◆ EXERCISE INSTRUCTIONS ◆
Please copy each line of the data that includes the string "Your".

◆ DATASET ◆
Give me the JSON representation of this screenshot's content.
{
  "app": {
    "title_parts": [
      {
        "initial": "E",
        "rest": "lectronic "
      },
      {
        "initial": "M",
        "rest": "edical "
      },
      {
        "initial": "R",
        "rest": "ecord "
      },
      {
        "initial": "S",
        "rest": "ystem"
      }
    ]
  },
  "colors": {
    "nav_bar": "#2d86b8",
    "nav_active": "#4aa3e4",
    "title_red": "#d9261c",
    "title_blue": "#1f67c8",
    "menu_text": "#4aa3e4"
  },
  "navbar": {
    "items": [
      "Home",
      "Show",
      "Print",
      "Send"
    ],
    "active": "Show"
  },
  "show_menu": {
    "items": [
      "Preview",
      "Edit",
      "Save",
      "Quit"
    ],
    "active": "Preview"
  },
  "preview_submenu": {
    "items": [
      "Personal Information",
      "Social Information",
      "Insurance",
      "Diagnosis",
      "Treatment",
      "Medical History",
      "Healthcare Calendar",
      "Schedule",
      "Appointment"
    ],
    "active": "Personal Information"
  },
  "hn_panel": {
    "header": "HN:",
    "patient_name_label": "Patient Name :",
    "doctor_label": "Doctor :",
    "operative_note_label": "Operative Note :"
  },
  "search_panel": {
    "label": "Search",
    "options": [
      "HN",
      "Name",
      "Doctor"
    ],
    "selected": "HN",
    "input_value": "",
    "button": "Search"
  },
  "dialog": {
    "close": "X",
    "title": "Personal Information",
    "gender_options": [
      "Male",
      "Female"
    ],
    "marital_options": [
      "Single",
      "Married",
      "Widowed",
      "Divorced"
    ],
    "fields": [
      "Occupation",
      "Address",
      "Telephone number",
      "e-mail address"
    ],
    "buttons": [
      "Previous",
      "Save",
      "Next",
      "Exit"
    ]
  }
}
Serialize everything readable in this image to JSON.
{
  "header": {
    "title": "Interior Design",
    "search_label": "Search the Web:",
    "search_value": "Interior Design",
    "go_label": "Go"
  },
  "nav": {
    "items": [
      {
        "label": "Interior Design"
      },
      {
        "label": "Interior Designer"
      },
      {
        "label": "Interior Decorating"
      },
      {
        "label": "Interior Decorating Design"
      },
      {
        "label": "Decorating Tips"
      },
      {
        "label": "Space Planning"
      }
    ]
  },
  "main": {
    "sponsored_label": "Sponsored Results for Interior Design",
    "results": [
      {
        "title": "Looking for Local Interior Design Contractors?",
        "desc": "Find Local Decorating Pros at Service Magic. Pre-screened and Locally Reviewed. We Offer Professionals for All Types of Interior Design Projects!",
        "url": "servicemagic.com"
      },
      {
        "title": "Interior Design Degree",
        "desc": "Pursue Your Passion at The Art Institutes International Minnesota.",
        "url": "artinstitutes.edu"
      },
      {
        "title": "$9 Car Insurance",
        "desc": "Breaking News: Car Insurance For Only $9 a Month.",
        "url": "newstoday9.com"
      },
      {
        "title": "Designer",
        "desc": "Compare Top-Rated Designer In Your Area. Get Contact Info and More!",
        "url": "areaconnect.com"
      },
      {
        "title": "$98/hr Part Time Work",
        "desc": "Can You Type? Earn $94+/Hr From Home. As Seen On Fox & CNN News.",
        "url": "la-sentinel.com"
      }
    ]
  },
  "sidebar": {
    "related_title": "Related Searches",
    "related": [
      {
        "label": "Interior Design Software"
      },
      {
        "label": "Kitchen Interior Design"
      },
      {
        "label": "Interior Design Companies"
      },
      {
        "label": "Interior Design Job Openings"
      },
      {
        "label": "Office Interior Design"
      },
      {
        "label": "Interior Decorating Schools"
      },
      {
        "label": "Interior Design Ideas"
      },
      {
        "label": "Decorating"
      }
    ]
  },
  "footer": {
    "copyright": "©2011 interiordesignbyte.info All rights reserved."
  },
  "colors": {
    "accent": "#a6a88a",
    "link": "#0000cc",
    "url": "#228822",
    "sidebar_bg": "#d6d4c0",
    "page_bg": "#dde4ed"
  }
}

◆ TASK OUTPUT ◆
        "desc": "Pursue Your Passion at The Art Institutes International Minnesota.",
        "desc": "Compare Top-Rated Designer In Your Area. Get Contact Info and More!",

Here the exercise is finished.